Margaret Wilkerson Sexton



Books

The Revisioners

A Novel

This New York Times Book Review Notable Book of the Year from the author of the Reese Witherspoon Book Club pick, On the Rooftop, is "a powerful tale of racial tensions across generations" (People) that explores the depths of women’s relationships—influential women and marginalized women, healers, and survivors.

In 1924, Josephine is the proud owner of a thriving farm. As a child, she channeled otherworldly power to free herself from slavery. Now her new neighbor, a white woman named Charlotte, seeks her company, and an uneasy friendship grows between them. But Charlotte has also sought solace in the Ku Klux Klan, a relationship that jeopardizes Josephine’s family.

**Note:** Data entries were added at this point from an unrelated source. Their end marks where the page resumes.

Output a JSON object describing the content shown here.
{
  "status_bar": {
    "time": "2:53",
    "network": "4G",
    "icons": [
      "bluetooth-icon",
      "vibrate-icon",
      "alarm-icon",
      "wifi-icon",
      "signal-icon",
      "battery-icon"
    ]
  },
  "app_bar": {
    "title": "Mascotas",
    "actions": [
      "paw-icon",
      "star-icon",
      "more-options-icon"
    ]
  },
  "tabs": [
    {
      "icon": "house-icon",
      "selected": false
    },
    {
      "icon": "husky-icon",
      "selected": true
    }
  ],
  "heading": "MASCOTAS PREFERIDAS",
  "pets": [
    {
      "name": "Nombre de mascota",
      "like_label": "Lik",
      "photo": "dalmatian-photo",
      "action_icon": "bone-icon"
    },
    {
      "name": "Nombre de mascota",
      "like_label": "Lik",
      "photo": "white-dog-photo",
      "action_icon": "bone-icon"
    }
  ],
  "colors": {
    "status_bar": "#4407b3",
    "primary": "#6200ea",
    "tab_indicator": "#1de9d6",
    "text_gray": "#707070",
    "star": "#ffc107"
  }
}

Nearly one hundred years later, Josephine’s descendant, Ava, is a single mother who has just lost her job. She moves in with her white grandmother, Martha, a wealthy but lonely woman who pays Ava to be her companion. But Martha’s behavior soon becomes erratic, then threatening, and Ava must escape before her story and Josephine’s converge.

The Revisioners explores the depths of women’s relationships—powerful women and marginalized women, healers and survivors. It is a novel about the bonds between mothers and their children, the dangers that upend those bonds. At its core, The Revisioners ponders generational legacies, the endurance of hope, and the undying promise of freedom.

"[A] stunning new novel . . . Sexton’s writing is clear and uncluttered, the dialogue authentic, with all the cadences of real speech . . . This is a novel about the women, the mothers." ―The New York Times Book Review

A Kind of Freedom

A Novel

Long–listed for the National Book Award * Winner of the Crook's Corner Prize * Winner of the First Novelist Award from the Black Caucus of the American Library Association * A New York Times Notable Book

This debut novel from the author of On the Rooftop, a Reese Witherspoon Book Club Pick, “brilliantly . . . follows three generations of a Black New Orleans family as they struggle to bloom amid the poison of racism” (People).

Evelyn is a Creole woman who comes of age in New Orleans at the height of World War II. In 1982, Evelyn’s daughter, Jackie, is a frazzled single mother grappling with her absent husband’s drug addiction. Jackie’s son, T.C., loves the creative process of growing marijuana more than the weed itself. He was a square before Hurricane Katrina, but the New Orleans he knew didn’t survive the storm. For Evelyn, Jim Crow is an ongoing reality, and in its wake new threats spring up to haunt her descendants. Margaret Wilkerson Sexton’s critically acclaimed debut is an urgent novel that explores the legacy of racial disparity in the South through a poignant and redemptive family history.